Monday, February 4, 2008

Working Remotely: The "Get Real" List.

Every once in a while a post shows up on Digg or elsewhere about how to work remotely. Often it will be phrased like "How to work from the beach".

After reading these lists, I can't help put wonder... "do any of these people have any idea what they are talking about?"

Most of these articles are nothing more than recommendations for various online applications from flickr to mozy to zoho - which in my opinion have nothing to do with your ability to work remotely or not.

My Credentials
I lived in Cerro Punta, Chiriqui, Panama for 14 months. That's up in the mountains... in Central America... where most people don't have telephone service... or refrigerators.

How To Really Work Remotely
(from the beach or wherever you want)
The ability to do this has nothing to do with online applications. Here are the seven requirements that I needed:

1) Laptop
A laptop is the tool of choice for a number of reasons. It is easy to transport to your destination. If the power goes out, you still can work (and hopefully it will come back on before your battery dies).

2) Battery Back-Up / UPS / Surge Protector
With a laptop, the battery back-up portion may not be as critical - but you definitely will want to have all of your hardware plugged in to quality surge protector. Surges happen.

3) Data Back-Up
Your business likely depends upon your data. Get an external drive and make sure you are regularly backing up your data. As a second step, an internet based back-up can't hurt. But with a slower Internet connection (or even a fast one) this may be a slow way to recover your data in case of a catastrophe, and thus I wouldn't recommend it as your only back up.

4) Internet
The Internet itself, not the online applications, is your connection to the outside world. Depending on your specific usage, the speed and reliability required will vary.

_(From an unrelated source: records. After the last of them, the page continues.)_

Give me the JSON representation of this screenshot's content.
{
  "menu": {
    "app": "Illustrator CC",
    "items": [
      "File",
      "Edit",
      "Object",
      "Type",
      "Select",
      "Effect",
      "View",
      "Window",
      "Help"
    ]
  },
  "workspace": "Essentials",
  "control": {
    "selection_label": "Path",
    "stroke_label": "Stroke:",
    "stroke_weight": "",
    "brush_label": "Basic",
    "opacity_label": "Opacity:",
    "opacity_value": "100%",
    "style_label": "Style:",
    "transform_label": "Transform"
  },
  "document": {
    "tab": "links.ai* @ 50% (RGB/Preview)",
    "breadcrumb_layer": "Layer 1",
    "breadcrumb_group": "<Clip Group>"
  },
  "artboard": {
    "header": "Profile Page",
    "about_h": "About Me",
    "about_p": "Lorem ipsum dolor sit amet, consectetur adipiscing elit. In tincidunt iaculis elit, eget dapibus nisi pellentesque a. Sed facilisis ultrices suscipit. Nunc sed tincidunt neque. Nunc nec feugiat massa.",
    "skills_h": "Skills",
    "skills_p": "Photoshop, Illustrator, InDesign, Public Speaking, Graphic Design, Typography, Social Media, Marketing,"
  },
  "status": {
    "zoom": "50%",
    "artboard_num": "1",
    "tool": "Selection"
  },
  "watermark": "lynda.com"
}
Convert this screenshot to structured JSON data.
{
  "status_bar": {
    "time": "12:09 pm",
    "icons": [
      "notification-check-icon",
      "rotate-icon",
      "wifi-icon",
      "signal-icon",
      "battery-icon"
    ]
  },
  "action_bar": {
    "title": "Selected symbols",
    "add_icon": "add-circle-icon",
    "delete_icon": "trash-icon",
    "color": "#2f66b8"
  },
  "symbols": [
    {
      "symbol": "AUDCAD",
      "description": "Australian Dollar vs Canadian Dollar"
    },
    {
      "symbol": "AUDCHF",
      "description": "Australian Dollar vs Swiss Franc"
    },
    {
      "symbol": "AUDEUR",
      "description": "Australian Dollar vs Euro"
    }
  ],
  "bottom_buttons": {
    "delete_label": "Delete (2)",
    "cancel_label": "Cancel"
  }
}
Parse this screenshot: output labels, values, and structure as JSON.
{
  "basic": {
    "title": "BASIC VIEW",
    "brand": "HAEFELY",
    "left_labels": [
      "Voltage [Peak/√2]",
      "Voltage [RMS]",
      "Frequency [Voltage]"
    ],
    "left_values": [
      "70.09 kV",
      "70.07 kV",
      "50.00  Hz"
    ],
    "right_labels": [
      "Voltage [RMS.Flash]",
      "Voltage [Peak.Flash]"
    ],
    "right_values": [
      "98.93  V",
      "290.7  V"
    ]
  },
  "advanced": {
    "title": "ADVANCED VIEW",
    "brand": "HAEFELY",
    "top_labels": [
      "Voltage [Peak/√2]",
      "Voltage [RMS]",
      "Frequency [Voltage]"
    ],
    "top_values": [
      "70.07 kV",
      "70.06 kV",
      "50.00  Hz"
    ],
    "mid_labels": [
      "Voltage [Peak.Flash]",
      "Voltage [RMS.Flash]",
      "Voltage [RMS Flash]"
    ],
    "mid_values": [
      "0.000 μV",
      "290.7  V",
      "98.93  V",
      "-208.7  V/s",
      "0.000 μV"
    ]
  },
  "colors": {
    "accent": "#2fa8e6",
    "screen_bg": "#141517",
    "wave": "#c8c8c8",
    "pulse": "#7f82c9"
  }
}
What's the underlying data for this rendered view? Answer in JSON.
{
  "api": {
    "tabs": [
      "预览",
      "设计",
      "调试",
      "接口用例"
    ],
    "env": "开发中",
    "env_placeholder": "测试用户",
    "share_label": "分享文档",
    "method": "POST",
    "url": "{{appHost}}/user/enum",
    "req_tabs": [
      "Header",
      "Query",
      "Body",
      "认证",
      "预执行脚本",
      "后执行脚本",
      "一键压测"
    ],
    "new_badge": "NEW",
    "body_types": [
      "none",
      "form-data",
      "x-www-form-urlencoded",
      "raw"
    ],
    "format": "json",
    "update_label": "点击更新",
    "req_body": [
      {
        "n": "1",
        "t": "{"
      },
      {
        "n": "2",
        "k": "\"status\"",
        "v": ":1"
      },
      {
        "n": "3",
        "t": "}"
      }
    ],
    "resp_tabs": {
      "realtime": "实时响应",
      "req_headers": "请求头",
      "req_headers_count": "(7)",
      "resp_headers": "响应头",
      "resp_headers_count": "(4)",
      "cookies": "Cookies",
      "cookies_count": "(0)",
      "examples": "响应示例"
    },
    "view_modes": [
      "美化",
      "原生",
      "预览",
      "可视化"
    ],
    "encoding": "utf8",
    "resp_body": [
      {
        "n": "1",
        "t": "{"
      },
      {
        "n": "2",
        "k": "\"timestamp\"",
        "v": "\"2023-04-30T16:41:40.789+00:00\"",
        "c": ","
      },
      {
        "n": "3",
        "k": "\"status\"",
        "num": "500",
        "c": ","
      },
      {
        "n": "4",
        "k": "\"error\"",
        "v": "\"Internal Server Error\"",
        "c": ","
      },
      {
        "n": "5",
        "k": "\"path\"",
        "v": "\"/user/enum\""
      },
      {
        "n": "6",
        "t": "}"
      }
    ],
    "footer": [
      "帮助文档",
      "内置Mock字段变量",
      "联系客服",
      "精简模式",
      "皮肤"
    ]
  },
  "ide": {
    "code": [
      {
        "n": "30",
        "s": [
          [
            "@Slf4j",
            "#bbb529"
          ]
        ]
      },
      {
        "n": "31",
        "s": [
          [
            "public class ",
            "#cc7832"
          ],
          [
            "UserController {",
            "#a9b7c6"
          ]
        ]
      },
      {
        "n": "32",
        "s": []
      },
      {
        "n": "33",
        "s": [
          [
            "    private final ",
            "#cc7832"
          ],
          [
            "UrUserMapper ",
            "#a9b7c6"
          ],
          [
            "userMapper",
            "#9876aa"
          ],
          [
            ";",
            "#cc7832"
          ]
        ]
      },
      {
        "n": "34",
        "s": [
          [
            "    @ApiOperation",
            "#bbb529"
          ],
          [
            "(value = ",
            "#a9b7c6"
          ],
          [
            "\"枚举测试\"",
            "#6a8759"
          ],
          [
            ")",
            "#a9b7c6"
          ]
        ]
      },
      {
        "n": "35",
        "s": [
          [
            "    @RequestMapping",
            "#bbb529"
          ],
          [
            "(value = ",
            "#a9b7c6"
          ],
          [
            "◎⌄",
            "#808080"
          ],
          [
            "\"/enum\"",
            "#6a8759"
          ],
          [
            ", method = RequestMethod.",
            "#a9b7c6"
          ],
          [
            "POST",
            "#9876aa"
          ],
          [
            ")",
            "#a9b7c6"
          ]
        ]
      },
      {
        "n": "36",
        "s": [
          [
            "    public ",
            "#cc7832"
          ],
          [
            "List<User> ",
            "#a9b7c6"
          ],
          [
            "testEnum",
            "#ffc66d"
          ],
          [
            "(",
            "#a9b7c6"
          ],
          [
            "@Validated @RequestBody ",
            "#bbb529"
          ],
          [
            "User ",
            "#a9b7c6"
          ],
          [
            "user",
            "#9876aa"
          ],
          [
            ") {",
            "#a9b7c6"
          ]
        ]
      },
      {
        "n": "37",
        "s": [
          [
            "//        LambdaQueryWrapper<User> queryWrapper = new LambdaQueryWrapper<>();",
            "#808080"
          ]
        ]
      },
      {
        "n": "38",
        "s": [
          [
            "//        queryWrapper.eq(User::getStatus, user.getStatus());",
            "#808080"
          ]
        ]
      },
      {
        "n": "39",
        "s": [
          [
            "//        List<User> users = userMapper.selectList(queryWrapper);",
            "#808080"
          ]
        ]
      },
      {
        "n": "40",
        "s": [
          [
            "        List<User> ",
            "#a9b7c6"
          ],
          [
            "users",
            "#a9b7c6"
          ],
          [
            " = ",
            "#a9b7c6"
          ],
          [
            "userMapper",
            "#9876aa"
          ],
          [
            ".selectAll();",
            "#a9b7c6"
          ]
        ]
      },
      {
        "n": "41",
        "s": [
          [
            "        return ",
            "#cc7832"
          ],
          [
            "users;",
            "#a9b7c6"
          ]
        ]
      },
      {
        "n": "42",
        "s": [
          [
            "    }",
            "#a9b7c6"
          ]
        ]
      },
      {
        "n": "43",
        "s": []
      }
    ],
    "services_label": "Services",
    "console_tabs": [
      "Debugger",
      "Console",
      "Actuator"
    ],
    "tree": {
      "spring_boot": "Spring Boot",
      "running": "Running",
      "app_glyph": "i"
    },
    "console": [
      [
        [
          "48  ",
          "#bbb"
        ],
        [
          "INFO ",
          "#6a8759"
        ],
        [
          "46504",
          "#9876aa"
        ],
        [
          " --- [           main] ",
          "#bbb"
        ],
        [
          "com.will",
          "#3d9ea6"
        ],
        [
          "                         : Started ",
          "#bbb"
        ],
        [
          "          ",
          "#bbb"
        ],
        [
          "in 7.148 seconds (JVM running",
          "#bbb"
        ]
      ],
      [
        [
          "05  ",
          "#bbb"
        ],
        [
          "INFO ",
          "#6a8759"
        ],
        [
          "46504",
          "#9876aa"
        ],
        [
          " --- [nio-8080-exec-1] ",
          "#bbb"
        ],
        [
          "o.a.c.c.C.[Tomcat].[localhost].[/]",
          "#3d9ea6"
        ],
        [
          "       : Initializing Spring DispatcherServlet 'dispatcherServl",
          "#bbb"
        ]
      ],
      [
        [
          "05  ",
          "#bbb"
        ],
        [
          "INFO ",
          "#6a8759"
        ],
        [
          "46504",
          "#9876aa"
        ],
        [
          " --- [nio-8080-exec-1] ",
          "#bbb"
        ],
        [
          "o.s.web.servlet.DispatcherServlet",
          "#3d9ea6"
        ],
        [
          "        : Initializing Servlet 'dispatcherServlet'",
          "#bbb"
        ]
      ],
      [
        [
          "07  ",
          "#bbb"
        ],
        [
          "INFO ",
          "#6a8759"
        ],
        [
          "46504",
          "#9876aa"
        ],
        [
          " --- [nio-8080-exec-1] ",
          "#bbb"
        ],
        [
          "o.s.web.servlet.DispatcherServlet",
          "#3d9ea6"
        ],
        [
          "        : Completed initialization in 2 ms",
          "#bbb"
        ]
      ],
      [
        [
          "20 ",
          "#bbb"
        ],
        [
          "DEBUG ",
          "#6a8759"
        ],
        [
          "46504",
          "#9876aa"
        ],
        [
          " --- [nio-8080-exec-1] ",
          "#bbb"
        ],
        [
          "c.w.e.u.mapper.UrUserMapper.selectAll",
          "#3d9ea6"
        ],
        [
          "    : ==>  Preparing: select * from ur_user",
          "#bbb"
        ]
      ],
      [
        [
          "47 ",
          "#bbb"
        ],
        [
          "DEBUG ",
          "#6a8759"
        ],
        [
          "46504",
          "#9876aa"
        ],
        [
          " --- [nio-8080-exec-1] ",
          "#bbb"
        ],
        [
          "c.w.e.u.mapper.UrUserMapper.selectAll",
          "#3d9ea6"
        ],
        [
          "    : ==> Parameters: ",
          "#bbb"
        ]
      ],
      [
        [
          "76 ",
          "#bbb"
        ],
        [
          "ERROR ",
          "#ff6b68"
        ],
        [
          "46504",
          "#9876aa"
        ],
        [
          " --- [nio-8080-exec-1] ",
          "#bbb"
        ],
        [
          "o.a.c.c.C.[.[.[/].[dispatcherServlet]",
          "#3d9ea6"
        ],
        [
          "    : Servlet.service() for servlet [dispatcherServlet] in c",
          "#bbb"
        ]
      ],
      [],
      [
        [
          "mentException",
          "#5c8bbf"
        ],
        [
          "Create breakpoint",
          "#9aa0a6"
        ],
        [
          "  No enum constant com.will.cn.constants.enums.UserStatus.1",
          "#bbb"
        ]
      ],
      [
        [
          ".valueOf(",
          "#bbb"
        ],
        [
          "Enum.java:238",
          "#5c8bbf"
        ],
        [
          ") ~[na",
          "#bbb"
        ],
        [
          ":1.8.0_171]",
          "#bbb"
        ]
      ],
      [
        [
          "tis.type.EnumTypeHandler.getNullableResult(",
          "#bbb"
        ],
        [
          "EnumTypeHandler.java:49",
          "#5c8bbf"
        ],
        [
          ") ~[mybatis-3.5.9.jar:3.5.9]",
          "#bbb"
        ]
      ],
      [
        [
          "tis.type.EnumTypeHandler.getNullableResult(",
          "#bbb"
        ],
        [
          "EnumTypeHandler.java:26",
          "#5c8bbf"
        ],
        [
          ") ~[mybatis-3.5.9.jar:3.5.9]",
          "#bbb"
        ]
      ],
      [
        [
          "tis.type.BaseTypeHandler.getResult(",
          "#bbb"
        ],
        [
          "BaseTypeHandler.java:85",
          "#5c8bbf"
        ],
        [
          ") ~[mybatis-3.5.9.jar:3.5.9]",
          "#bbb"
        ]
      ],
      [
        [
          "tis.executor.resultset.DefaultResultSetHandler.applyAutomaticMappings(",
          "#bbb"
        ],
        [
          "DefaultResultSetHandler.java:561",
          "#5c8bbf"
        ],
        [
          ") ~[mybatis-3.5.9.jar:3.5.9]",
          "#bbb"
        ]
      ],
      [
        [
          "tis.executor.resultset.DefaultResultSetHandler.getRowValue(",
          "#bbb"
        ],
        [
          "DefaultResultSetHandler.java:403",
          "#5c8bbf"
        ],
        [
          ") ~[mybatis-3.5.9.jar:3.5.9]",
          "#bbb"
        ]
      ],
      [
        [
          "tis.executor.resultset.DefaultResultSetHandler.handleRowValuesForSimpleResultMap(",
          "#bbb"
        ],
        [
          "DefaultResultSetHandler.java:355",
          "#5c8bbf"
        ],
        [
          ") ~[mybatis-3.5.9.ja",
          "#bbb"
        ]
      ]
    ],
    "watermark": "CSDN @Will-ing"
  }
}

You may also wish to secure two means of connection, as the reliability may be less than you are used to. I was able to secure a cellular based service (advertised at 256K, but more like 56-128k down/15k up), and also a wireless service (1MB up/down). The cell service was slow, but cool that it basically worked country-wide (yes, even at the beach). Between the two I was able to have very reliable service and even good enough quality for VoIP phone calls.

5) Phone number
You (likely) need a phone number that can follow you wherever you happen to be. I used Packet8's VoIP service for my business line. This meant I could simply plug my little VoIP box into my router in Panama, and all my incoming / outgoing calls went through my TX number. Skype also worked pretty well.

6) A local relative / friend
Mail still needed to be picked up from my PO Box. Checks still needed to be deposited in my Bank account. Having a trustworthy person that you are able to turn these simple, but important, tasks over to will be a huge help. There are mail processing services available, but not in every city (or even state). Having clients send mail to an address in a different state might make them uncomfortable.

7) A business / job that does not require your physical presence
In the end this is the one that didn't work out. My line of work lends itself to remote work extremely well. Even when I am local, in person contact is very limited during the course of a project. The problem that arose was the initial phase of acquiring new projects. I would get leads, perform the initial interviews & evaluations, compile a proposal and even get the proposal accepted. But then many clients would want to meet face to face to sign the contract. Obviously this won't be true for every business, or geographical location, but for my principally Texas based clients this became a sticking point.

So that's what worked for me. For 14 months. In a cloud forest in Central America. And amazingly I didn't need any online applications to do it!


  1. Excellent post! I totally agree with you. However, don't be so harsh on on-line apps. They actually make your life a lot easier! My personal fave is Wrike. It lets me and my team replace email, which is great.

  2. Takhisis:

    Not trying to slam on-line apps. There are a number that are very good and that I use on occasion.

    All I'm saying is that they really aren't necessary, let alone the "key", to working remotely.

  3. Agreed. The first condition is the Internet itself :)

  4. I enjoyed this post... thanks! I am in a major city in Argentina and *still* not satisfied with my Internet service options... any suggestions on finding cell/satellite or wireless-based solutions?

  5. I love Cerro Punta! I went several times while I was in Panama for Peace Corps. I lived in the mtns, and I went analog the whole time. Notebooks. Yeah. I missed my laptop.

  6. You can tack on Google Voice to your VOIP for free voicemail transcription. In addition, I found that iTalkBB is a rather affordable option compared to other services. You should take a look and see if they fit your needs.

    Regarding postal mail, online postal mailbox such as Virtual Post Mail (for which I am affiliated with), can help you manage your mail without troubling your friends. I would recommend moving all bank and credit card statements online so you never need to receive paper statements. Virtual Post Mail lets you choose your own custom mailbox number and allows you to view and manage your mail online without ever having to forward them. If you would like to try and test out our service, you can contact me for a trial service.